First, it’s been a couple of months since we’ve posted an update. Unfortunately, the Leadership Team has been incredibly busy offering our programming to the young women at the Cook County Juvenile Temporary Detention Center among many other responsibilities. We are committed to posting more regularly going forward…

We are thrilled to be able to share our second Girl Talk Curriculum. This one features new films and new discussion questions and activities. This curriculum was spearheaded by the members of the LT curriculum committee. We really do welcome and want your feedback. If you do download this curriculum and you actually use it with young women, please send us your thoughts about how it worked. You can reach us at chicagogirltalk@gmail.com. We are offering the curriculum to folks at no cost but if you are able (especially if you are using this as part of your work in a school, non-profit, or other organization), please consider making a donation in any amount to Girl Talk. This is a volunteer-led project that runs on a tiny budget. You can send a check to us at:

Project NIA/Girl Talk
1530 West Morse Ave
Chicago, IL 60626

For those who have not already seen our first Girl Talk curriculum, you can request a free copy HERE and we will e-mail a PDF copy to you.

Submissions to Chicago Books to Women in Prison

If you know any women who’ve experienced incarceration and may be interested in being published. Chicago Books to Women in Prison is looking for submissions from people who identify as women.

These submissions are for the “New Beginnings” Issue of Bound Struggles (published by Chicago Books to Women in Prison). Here are the details from them:

Submissions can be poetry, fiction, nonfiction, or artwork (we are happy to get submissions in color, but we’re printing in black and white).
Any writing should be about 500 words long
Handwritten or typed submissions are both welcome
If she wants to have her piece credited, she should give us her name and any other info that she wants to share (where she’s from, where she lives now, etc)
If she’d rather that it be anonymous, that’s fine- just let us know
We’ll give a copy of the final publication to all contributors

Mail work to Chicago Books to Women in Prison, P O Box 14778, Chicago, IL 60614

We need the work by March 15 for this issue, but if they miss the deadline we’ll hang on to it for the next round.

Raise Dough For Girl Talk This Friday by Eating Food…

This Friday, please help support Girl Talk by eating at Pompei. Mention Girl Talk when you pay and we will receive 20% of everything sold. It’s simple! Eat and we make some money.
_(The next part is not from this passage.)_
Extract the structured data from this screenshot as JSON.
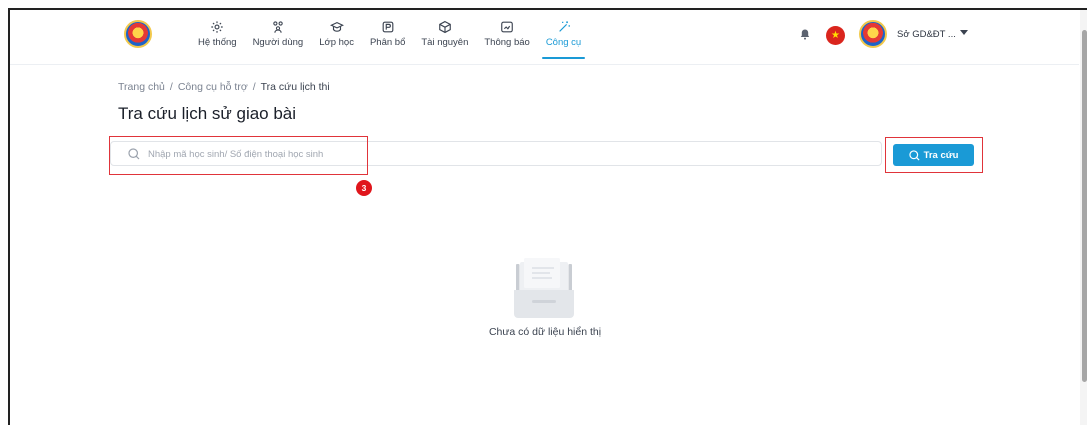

Please spread the word… You can download the flier here.

Small Miracles in a Juvenile Detention Center

This is reposted from Prison Culture.

This was written by Girl Talk Leadership Team member, Mariame, about her experience during the self-care day event at JTDC.
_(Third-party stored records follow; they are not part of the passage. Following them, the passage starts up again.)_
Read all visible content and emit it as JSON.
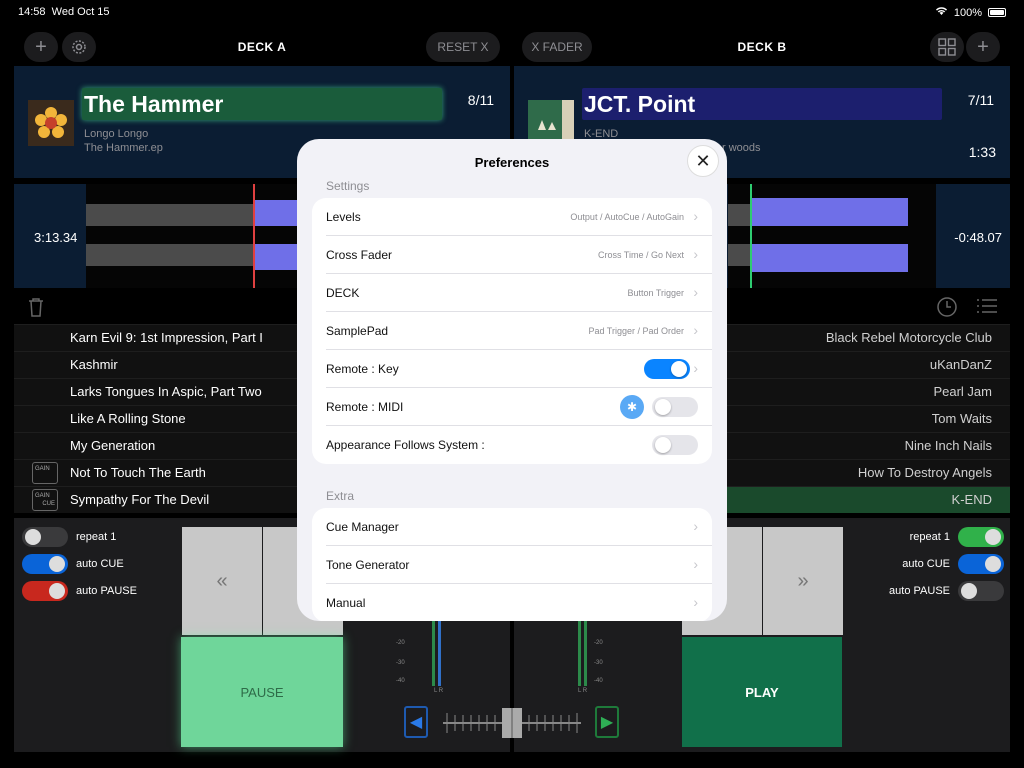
{
  "status": {
    "time": "14:58",
    "date": "Wed Oct 15",
    "battery": "100%"
  },
  "deckA": {
    "title": "DECK A",
    "reset_label": "RESET X",
    "track": {
      "title": "The Hammer",
      "artist": "Longo Longo",
      "album": "The Hammer.ep",
      "count": "8/11"
    },
    "elapsed": "3:13.34",
    "tracklist": [
      "Karn Evil 9: 1st Impression, Part I",
      "Kashmir",
      "Larks Tongues In Aspic, Part Two",
      "Like A Rolling Stone",
      "My Generation",
      "Not To Touch The Earth",
      "Sympathy For The Devil"
    ],
    "gain_label": "GAIN",
    "cue_label": "CUE",
    "toggles": [
      {
        "label": "repeat 1",
        "color": "#3a3a3c"
      },
      {
        "label": "auto CUE",
        "color": "#0a64d8"
      },
      {
        "label": "auto PAUSE",
        "color": "#c8281e"
      }
    ],
    "pause_label": "PAUSE",
    "rewind_label": "«"
  },
  "deckB": {
    "title": "DECK B",
    "xfader_label": "X FADER",
    "track": {
      "title": "JCT. Point",
      "artist": "K-END",
      "album": "r woods",
      "count": "7/11",
      "remaining": "1:33"
    },
    "remaining_wave": "-0:48.07",
    "tracklist": [
      "Black Rebel Motorcycle Club",
      "uKanDanZ",
      "Pearl Jam",
      "Tom Waits",
      "Nine Inch Nails",
      "How To Destroy Angels",
      "K-END"
    ],
    "toggles": [
      {
        "label": "repeat 1",
        "color": "#30b14a"
      },
      {
        "label": "auto CUE",
        "color": "#0a64d8"
      },
      {
        "label": "auto PAUSE",
        "color": "#3a3a3c"
      }
    ],
    "play_label": "PLAY",
    "forward_label": "»"
  },
  "meter": {
    "ticks": [
      "-20",
      "-30",
      "-40"
    ],
    "lr": "L R"
  },
  "preferences": {
    "title": "Preferences",
    "settings_label": "Settings",
    "extra_label": "Extra",
    "settings": [
      {
        "label": "Levels",
        "detail": "Output / AutoCue / AutoGain"
      },
      {
        "label": "Cross Fader",
        "detail": "Cross Time / Go Next"
      },
      {
        "label": "DECK",
        "detail": "Button Trigger"
      },
      {
        "label": "SamplePad",
        "detail": "Pad Trigger / Pad Order"
      },
      {
        "label": "Remote : Key",
        "detail": ""
      },
      {
        "label": "Remote : MIDI",
        "detail": ""
      },
      {
        "label": "Appearance Follows System :",
        "detail": ""
      }
    ],
    "extra": [
      {
        "label": "Cue Manager"
      },
      {
        "label": "Tone Generator"
      },
      {
        "label": "Manual"
      }
    ]
  }
}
People still laugh in jail… This seems a trite thing to say. However it never ceases to amaze me. I have been inside enough prisons and jails to last me a lifetime. I have always had the option to leave.

The saddest places on earth to visit are juvenile detention facilities and youth prisons. No matter how many painted murals are on the walls, no matter how many colorful works of art hang in the classrooms, they are awful places to be. When you think of the fact that young people under the age of 18 reside there, how can they be anything else?

Yet today I was reminded that people still smile in these places. I am thinking about this tonight after having spent a couple of hours at a self-care event at my local juvenile jail earlier in the day. I was speaking with a couple of the incarcerated girls and we were laughing together. I glanced over and another young woman sat stone-faced. No smile on her face.

I thought to myself: “That’s how I would be if I were locked in this place for God knows how long.” I wouldn’t be laughing. I would be sitting in a corner looking devastated. Yet for the majority of the girls today, there were smiles and there was banter. They are after all still children even if the world treats them like adults.

For a few hours this afternoon, volunteers (each an amazing woman in her own right) did yoga and aromatherapy with the girls. They offered intuitive readings and painted fingernails. They massaged the girls’ hands and spoke with them. And yes, we even laughed. Thank God for small miracles.